Implementation accounting standard IFRS 9, due at the start of 2018, is revealing itself to be a transformational event for the banking industry, according to Wolters Kluwer.
A report by the Netherlands-based global finance, risk and regulatory reporting technology firm suggests that although some bank’s existing finance and risk technology systems may be able to meet some of the new requirements, they are unlikely to meet them all.
To succeed in implementation, banks are therefore being advised to dismantle barriers between departments such as finance and risk, as well as improve data management capabilities in order to make more accurate and longer-term credit assessments.
“These changes will come in handy not just for implementing IFRS 9 but other elements of the new supervisory architecture, too,” said Jeroen Van Doorsselaere, vice president, risk and finance, at Wolters Kluwer and co-author of the paper.
“With so much at stake, introducing IFRS 9 must be an urgent priority across the industry.
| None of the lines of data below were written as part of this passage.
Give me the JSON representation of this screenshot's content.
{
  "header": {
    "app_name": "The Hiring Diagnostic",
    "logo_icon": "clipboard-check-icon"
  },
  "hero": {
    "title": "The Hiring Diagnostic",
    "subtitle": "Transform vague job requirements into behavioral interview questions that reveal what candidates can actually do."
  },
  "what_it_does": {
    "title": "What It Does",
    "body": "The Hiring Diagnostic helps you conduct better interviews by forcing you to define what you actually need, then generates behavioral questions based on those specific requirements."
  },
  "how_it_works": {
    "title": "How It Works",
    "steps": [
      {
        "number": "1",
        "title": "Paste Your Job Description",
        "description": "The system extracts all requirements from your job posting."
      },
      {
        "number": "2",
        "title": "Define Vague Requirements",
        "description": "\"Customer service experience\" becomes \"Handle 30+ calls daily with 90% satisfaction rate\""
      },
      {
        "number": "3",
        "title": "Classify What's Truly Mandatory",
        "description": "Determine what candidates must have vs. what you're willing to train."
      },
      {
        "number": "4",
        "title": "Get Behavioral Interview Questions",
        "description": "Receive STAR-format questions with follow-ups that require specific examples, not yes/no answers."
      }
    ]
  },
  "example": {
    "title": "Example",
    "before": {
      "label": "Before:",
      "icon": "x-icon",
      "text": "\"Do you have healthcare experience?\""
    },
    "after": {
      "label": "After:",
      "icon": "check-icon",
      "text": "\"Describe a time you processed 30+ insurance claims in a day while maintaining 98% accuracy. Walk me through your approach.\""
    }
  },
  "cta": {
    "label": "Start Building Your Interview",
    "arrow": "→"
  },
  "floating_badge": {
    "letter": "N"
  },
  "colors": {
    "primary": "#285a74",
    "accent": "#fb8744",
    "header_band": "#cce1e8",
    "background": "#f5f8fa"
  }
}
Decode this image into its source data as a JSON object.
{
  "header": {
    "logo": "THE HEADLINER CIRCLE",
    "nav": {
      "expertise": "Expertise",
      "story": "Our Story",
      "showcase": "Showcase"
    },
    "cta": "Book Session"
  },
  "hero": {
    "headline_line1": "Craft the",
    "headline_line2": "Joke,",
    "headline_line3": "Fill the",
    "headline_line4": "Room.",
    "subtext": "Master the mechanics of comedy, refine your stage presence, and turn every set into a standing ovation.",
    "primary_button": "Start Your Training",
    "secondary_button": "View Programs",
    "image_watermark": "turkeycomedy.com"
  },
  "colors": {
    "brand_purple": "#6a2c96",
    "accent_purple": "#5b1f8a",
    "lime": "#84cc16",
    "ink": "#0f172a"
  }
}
And yet although many organisations are engaged in intensive preparations, an unsettlingly high proportion, appear nowhere near ready to put the standard into practice.”
IFRS 9 updates International Accounting Standards Board (IASB) guidelines for the treatment of balance-sheet assets and is a replacement for its IAS 39 rubric. The aim of IFRS 9 is to encourage banks to assess credit and risk in a more comprehensive, prospective way that takes myriad internal and external factors into account in order to spot trouble before it arrives.
Notably, the board intends IFRS 9 to be compatible with broader Basel III risk management practices, particularly with its emphasis on a principles-based approach, rather than one that compels institutions to follow a set of hard rules.
“Given the constraints of time and resources, many banks will be compelled to perform triage, focusing on the most urgent matters,” Van Doorsselaere added.
“Before a more comprehensive overhaul, for instance, they may emphasise bridging the gaps between certain key applications, especially those that relate to their main impairment risks, as these are most likely to have a near-term impact on the bottom line.”
When it comes to implementing technology solutions, firms should seek a partner with the well-established methodology necessary to provide support throughout the process, the paper notes. Ultimately IFRS 9 should act as a bridge between departments, driving them to act as one unified organism, producing and consuming information for the benefit of the entire firm, not just for each isolated silo.
In financial terms, after the initial impact of changes to credit risk models have been absorbed, a focus on forward-looking assessments should lead to a more accurate pricing of risk, the paper continues, espousing the opportunities provided by a strategic approach to implementation.
The most interesting outcomes of PSD2 will be derived from companies combining open banking with data from other areas like social media or government, argued Miles Cheetham, Open Banking Ltd.
The architecture of financial markets has changed and we will soon see the end of the last eight years of prosperity, said Stefan Bielmeier, chief economist and head of research at DZ Bank.
The US money market fund reforms came into effect in 2016 and are already dramatically shaping US fund industry with investors flooding out of prime funds and into government securities. While the reforms are similar, they are not the same. GTNews interviews Yeng Bulter, global head of the cash business at State Street Global Advisors on the differences.
There are various ways for financial institutions to benefit from advanced technologies and business models provided by FinTech's. Whether a business' approach is radical or incremental, data management can help a company to increase their return on investment, argues André Casterman, INTIX.